The price of the dollar fell after the downgrade of the credit rating of the United States
The dollar fell Wednesday (August 2nd) after Fitch’s decision to downgrade the US credit rating raised questions about the country’s fiscal outlook, but got some support from a series of relatively strong economic data.
Yesterday, Tuesday, Fitch lowered the US rating to AA+ from AAA, in a move that sparked angry reactions from the White House and surprised investors, especially as it comes two months after reaching a solution to the debt ceiling crisis.

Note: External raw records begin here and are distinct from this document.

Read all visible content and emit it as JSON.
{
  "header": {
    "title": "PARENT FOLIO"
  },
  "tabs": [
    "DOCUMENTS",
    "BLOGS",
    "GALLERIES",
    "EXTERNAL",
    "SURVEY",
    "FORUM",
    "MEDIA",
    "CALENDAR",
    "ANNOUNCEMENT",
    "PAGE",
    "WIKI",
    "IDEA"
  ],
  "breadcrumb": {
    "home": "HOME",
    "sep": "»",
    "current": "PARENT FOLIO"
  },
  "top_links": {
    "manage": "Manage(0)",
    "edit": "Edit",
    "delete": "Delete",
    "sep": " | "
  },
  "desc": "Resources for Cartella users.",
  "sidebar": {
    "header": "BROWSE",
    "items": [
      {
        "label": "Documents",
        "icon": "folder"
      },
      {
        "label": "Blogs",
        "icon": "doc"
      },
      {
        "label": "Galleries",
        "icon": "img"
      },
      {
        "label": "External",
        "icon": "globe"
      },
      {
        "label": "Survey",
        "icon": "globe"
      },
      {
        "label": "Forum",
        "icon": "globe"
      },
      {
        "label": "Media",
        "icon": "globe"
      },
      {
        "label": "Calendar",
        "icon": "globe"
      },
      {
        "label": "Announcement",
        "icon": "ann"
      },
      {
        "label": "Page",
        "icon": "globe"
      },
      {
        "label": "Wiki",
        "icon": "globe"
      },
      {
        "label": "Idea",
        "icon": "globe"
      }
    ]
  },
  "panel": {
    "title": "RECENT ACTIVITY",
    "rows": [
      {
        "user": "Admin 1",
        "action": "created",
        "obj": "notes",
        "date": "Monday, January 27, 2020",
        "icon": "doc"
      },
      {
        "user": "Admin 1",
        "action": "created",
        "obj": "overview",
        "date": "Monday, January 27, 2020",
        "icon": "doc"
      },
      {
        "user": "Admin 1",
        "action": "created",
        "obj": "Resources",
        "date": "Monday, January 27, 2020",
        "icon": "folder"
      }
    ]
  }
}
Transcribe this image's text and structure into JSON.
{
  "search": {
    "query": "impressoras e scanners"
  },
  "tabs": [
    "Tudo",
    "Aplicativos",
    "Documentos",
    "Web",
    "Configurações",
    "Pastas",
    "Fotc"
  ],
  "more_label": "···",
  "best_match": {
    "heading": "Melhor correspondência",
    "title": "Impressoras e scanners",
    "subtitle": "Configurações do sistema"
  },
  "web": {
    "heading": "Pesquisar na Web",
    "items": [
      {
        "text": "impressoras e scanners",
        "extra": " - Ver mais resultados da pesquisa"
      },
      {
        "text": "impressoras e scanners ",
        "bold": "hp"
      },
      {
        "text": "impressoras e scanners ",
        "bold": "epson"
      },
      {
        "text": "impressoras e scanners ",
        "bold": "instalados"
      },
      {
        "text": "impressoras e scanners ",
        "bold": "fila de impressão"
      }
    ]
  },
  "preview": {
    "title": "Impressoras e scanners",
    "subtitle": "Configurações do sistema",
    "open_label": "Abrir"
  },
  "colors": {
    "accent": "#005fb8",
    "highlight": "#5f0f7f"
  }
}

That pushed the dollar down against the euro’s rise to about $1.10. The single European currency rose in the latest trading by 0.11% to reach $1.0996, after earlier touching its highest level in the session at $1.1020.
The pound sterling rose 0.05% to $1.2782, while the US dollar index rose in the latest trading by 0.09% to reach 102.09 points, after falling significantly in the wake of Fitch’s decision.
“We don’t think Fitch’s decision is material,” said Rodrigo Cattrell, chief currency strategist at National Australia Bank (NAB).
Sure, we saw the market move a little bit this morning…but in the near term, I don’t think it will be a long-term driver.”
The dollar also got some support from economic data released on Tuesday, which showed that employment opportunities in the United States remained at levels consistent with tightening labor market conditions, even as they fell to the lowest level in more than two years in June.
The Japanese yen rose 0.1% at 143.21 per dollar, erasing some of its gains made earlier on Wednesday morning.
The Australian dollar rose 0.12% to $0.6621, recouping some of the losses incurred after a sharp decline of 1.57% in the previous session, after the Reserve Bank of Australia kept interest rates unchanged on Tuesday.
The New Zealand dollar fell 0.23% to $0.6136 after data showed on Wednesday that the country’s unemployment rate hit a two-year high in the second quarter.